Born in Antwerp, Jules Schaumburg trained in the city’s Academy of Fine Arts under the engraver Lucas Schaefels and developed a fine draftsmanship that he would apply to his large scale seascapes. During the early 1860’s he worked in Belgium and possibly England but by 1864 he was living in Bombay where he befriended Louis Rousselet and agreed to accompany him on his journey throughout central and northern India.
Schaumburg’s Indian subjects include portraits of the Royal couple of Baroda, landscapes of Baroda and Calcutta, the shipping industry on the Hooghly River in Calcutta, the Chaturbhuj Temple at Orchha and the Amber Fort and Palace in Jaipur. After the four year trip with Rousselet, Schaumburg decided to settle in Calcutta, where he served as an artist for the Geographical Survey of India.

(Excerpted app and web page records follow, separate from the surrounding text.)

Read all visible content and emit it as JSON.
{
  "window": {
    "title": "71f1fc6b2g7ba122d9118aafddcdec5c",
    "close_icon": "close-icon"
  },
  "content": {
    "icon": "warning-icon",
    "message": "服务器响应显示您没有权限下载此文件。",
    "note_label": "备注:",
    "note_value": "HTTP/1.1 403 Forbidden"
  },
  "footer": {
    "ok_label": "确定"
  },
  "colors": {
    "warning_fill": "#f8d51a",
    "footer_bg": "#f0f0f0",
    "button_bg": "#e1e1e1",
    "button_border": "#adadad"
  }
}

He was well received in the Indian art community and was an Associate Member of the Royal Asiatic Society of Bengal (1874), Acting Principal of the Calcutta Government School of Art, and Chairman of the Sculpture Committee for the First International Exhibition in Calcutta (1883-84).